◆ Problem statement ◆
Locate the line containing "Decode this image" in the data below. Reproduce it and every following line up to the end, exactly as given.

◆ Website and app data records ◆

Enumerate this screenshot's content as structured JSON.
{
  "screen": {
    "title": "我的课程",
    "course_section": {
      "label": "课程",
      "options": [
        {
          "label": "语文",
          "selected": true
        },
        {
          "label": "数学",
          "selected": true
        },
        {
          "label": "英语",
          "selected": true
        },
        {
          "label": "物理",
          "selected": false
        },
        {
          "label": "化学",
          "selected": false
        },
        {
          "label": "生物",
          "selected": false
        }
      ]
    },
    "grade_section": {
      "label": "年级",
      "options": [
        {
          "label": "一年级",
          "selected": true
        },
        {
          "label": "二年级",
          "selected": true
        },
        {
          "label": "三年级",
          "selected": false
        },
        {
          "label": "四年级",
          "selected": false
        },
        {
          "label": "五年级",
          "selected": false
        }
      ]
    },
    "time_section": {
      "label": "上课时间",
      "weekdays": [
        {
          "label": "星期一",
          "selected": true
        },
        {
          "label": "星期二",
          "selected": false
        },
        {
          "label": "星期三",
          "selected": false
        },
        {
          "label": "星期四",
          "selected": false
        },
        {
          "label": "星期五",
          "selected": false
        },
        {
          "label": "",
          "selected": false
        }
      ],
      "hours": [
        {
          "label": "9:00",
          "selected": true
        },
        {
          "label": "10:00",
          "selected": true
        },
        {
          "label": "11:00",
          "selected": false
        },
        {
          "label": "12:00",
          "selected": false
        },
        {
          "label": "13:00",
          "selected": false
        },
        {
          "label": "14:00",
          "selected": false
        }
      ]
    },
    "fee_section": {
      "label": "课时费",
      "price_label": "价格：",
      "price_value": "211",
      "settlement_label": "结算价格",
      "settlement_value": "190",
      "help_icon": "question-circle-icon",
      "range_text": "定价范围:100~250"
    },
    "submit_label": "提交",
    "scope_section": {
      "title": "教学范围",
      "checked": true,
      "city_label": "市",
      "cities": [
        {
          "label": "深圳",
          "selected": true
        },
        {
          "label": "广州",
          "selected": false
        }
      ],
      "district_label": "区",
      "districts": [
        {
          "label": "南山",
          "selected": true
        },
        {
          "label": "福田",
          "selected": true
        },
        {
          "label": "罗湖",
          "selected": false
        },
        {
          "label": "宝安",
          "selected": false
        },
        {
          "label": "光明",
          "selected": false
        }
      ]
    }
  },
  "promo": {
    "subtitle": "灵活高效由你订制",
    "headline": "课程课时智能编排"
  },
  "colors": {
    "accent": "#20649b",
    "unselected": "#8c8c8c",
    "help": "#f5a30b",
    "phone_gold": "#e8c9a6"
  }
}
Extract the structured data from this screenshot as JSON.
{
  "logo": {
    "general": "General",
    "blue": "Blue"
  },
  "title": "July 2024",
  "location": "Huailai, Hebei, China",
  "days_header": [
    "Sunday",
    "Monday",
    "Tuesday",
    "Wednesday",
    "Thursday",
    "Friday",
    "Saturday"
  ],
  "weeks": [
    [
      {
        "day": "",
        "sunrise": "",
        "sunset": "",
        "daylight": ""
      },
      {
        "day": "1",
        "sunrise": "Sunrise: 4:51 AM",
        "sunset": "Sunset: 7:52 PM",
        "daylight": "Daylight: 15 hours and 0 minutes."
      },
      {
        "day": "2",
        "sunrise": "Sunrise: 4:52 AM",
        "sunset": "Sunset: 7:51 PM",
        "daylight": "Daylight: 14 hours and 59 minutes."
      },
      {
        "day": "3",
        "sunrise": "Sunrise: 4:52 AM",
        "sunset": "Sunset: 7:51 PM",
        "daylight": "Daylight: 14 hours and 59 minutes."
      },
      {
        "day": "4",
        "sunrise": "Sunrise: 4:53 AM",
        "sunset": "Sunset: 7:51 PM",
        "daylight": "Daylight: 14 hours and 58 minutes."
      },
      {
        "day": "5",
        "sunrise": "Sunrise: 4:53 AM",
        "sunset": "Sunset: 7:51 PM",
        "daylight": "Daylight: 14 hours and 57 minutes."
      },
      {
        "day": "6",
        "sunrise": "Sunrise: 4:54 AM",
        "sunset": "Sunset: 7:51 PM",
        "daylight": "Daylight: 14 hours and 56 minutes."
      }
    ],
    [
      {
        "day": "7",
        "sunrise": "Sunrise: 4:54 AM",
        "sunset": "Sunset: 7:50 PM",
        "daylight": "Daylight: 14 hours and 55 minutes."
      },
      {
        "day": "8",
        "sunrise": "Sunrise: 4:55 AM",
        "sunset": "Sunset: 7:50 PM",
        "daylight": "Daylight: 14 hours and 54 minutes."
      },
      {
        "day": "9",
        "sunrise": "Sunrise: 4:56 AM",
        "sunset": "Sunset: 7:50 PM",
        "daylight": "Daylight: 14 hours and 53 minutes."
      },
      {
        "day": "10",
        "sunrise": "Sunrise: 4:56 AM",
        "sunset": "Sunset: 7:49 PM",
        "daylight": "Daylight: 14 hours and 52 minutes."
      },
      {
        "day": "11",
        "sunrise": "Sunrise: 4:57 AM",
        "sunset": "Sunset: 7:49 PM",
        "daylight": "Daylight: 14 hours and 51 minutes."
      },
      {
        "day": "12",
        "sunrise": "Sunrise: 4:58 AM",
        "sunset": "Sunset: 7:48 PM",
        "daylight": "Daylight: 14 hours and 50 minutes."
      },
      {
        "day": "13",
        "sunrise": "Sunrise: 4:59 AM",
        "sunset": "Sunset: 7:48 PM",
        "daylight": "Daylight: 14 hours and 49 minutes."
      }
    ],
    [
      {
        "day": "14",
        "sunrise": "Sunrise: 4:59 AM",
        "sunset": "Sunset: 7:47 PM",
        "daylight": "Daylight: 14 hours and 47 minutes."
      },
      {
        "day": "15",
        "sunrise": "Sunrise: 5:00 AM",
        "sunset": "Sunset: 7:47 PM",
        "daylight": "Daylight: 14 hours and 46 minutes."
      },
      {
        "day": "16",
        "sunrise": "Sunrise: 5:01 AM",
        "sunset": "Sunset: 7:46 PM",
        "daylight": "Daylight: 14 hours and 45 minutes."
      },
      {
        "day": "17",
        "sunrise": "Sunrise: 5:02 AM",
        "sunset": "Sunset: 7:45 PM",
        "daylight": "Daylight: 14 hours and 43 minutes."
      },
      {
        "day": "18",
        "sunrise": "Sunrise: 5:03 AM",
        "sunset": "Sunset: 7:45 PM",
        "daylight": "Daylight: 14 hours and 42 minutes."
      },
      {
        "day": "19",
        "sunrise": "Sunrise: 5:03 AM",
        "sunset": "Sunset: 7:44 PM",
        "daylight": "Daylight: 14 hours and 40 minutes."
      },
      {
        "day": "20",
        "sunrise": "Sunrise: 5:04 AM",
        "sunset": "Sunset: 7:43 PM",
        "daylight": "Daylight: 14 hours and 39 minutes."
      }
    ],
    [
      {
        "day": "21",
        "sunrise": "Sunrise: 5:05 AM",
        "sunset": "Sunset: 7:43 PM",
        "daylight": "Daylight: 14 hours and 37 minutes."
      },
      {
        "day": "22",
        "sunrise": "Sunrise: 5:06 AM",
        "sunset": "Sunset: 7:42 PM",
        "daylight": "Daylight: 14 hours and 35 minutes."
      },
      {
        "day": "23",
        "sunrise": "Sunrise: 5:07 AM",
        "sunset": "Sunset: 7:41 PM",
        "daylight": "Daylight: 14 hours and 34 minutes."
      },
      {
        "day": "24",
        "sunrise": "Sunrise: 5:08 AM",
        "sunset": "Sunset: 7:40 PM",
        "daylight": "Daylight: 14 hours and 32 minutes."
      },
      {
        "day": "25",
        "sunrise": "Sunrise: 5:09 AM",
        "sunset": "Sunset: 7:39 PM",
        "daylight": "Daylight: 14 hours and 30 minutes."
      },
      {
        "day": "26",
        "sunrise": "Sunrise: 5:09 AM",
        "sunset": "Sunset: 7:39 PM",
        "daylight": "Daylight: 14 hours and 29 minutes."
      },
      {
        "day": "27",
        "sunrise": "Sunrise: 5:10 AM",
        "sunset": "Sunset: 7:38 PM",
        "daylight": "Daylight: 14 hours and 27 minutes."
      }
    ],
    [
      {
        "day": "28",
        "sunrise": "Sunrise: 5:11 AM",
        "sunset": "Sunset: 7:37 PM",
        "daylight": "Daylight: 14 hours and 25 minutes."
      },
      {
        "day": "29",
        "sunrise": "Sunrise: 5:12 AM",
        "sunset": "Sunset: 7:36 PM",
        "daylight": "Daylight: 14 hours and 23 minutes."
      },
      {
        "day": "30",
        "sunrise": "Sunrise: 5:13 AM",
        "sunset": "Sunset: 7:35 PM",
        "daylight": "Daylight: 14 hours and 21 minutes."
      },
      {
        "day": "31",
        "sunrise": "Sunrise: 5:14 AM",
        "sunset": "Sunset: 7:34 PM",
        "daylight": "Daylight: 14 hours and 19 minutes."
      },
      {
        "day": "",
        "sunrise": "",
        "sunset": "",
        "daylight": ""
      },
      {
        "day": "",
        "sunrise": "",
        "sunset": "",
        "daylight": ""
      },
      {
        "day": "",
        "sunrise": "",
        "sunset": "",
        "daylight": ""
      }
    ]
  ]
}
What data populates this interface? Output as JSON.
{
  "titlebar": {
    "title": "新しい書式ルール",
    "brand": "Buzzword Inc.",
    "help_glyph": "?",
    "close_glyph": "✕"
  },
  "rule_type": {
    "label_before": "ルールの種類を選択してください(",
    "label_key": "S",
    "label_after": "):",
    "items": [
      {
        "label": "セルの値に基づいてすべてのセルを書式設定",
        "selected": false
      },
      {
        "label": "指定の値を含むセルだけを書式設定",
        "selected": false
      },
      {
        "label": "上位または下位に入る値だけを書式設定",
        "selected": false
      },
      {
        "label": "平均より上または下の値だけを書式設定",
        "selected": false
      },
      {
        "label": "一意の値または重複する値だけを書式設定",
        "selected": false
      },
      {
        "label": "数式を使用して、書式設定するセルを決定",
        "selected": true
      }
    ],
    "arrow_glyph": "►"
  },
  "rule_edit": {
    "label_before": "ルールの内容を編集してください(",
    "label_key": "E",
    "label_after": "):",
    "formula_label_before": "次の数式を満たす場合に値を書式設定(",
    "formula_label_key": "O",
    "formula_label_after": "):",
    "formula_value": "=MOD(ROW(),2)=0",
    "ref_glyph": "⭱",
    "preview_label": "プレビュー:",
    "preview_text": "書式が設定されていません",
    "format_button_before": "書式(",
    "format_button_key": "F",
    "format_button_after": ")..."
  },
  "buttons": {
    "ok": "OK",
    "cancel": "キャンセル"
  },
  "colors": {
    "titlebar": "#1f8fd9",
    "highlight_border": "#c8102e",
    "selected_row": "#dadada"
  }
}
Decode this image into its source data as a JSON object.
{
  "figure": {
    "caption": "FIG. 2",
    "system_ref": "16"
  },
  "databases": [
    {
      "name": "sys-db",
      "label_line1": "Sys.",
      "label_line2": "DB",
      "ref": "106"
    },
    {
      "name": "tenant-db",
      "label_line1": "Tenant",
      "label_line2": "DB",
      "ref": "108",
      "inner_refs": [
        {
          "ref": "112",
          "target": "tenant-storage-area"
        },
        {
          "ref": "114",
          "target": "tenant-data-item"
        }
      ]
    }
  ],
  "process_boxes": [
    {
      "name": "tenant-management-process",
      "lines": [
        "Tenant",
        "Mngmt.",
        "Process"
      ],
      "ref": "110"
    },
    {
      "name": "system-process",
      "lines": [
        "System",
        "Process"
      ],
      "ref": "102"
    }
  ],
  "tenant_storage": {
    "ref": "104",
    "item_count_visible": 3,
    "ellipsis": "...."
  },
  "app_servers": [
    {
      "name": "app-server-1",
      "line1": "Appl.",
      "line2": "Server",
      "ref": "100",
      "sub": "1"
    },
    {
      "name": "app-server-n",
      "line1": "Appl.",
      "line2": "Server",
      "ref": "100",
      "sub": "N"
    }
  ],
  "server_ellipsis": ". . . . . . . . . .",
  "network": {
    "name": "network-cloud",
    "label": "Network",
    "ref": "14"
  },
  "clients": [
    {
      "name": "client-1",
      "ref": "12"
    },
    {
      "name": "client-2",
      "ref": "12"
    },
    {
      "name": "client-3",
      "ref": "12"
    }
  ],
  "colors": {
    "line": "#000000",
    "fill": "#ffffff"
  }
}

◆ Exercise solution ◆
Decode this image into its source data as a JSON object.
{
  "figure": {
    "caption": "FIG. 2",
    "system_ref": "16"
  },
  "databases": [
    {
      "name": "sys-db",
      "label_line1": "Sys.",
      "label_line2": "DB",
      "ref": "106"
    },
    {
      "name": "tenant-db",
      "label_line1": "Tenant",
      "label_line2": "DB",
      "ref": "108",
      "inner_refs": [
        {
          "ref": "112",
          "target": "tenant-storage-area"
        },
        {
          "ref": "114",
          "target": "tenant-data-item"
        }
      ]
    }
  ],
  "process_boxes": [
    {
      "name": "tenant-management-process",
      "lines": [
        "Tenant",
        "Mngmt.",
        "Process"
      ],
      "ref": "110"
    },
    {
      "name": "system-process",
      "lines": [
        "System",
        "Process"
      ],
      "ref": "102"
    }
  ],
  "tenant_storage": {
    "ref": "104",
    "item_count_visible": 3,
    "ellipsis": "...."
  },
  "app_servers": [
    {
      "name": "app-server-1",
      "line1": "Appl.",
      "line2": "Server",
      "ref": "100",
      "sub": "1"
    },
    {
      "name": "app-server-n",
      "line1": "Appl.",
      "line2": "Server",
      "ref": "100",
      "sub": "N"
    }
  ],
  "server_ellipsis": ". . . . . . . . . .",
  "network": {
    "name": "network-cloud",
    "label": "Network",
    "ref": "14"
  },
  "clients": [
    {
      "name": "client-1",
      "ref": "12"
    },
    {
      "name": "client-2",
      "ref": "12"
    },
    {
      "name": "client-3",
      "ref": "12"
    }
  ],
  "colors": {
    "line": "#000000",
    "fill": "#ffffff"
  }
}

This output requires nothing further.